AMHERST — The Humble Peach, located on the former site of the Henion Bakery on Amherst’s North Pleasant Street, claims the socially conscious city’s first all-vegan establishment. But the owners say their mission is not simply to promote veganism, but rather a more sustainable form of eating and living.
“It’s not as simple as not eating meat,” says Jett Craze, who along with Jenna Gigliotti is co-owner of The Humble Peach. “There are amazing farms here, and I would never tell those people that they shouldn’t raise eggs or chickens or anything. It’s not really about that. It’s about really thinking about where your food comes from.
Opened in Amherst in May, Craze and Gigliotti hope to show customers that sustainable eating doesn’t mean sacrificing tasty food. The Humble Peach serves baked goods, such as pies, cupcakes, and banana bread, in addition to smoothies, coffee, and sandwiches to give the small space a cafe vibe. The establishment also makes its own vegan dog treats made with turmeric, flax, peanut butter, oats, and carrots (and, as the website states, they’re suitable for human consumption).
To ensure that the products sold are sustainable, Craze and Gigliotti have partnered with several farms and growers in Western Massachusetts to source all of their ingredients locally. This includes selling solar-powered maple syrup from Sunrise Farms to Colrain, organic coffee beans from Dean’s Beans to Orange and fruits and vegetables from Astarte Farms to Hadley.
“We’re really lucky in this region that there are so many great farms that have such amazing produce,” says Gigliotti, “especially in the summer, but even in the winter you can get local greens throughout the season. season”.
Residents of Amherst for five years, Craze and Gigliotti aspired to open their own cafe reflecting their sustainable food lifestyle. The name “The Humble Peach” is derived from a peach tree that Craze planted on his property several years ago which in the first year produced only one peach.
“It’s kind of an oxymoron, because a peach is more of a fancy fruit,” Craze said. “To me, that represents an incredible but also humble person.”
When the owners of the former Henion bakery announced they were retiring, Craze and Gigliotti saw their chance to move their business to the property.
The Humble Peach is only open part of the week, Thursday through Sunday. Craze says the remaining days are spent researching other ways to advocate for sustainable living, like trying to get more sustainable food options from local schools and universities, and additional plans to sell. its granola to other retailers.
“What really drives us is the goal of really changing the way people eat,” Craze said. “I want to do something with my life that will have a positive impact on the world, and that’s exactly what we’ve chosen.”
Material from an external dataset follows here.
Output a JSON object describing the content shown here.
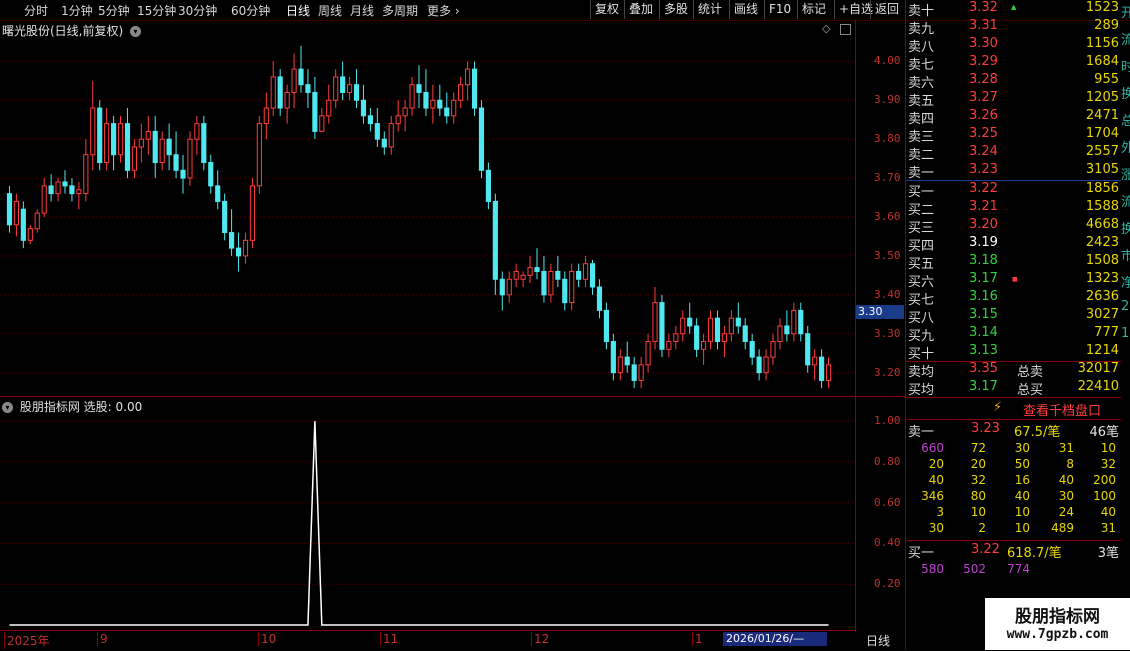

Gigliotti, a former trainer in plant-based cooking, says she also hopes to take that activity back to Amherst to educate people on how to make sustainable food.
“We’re not able to do that in our small commercial kitchen here,” she said. “But it’s definitely something I’d like to do again in the future, if I have access to some sort of community kitchen or even for individuals here.”
Alexander MacDougall can be reached at [email protected]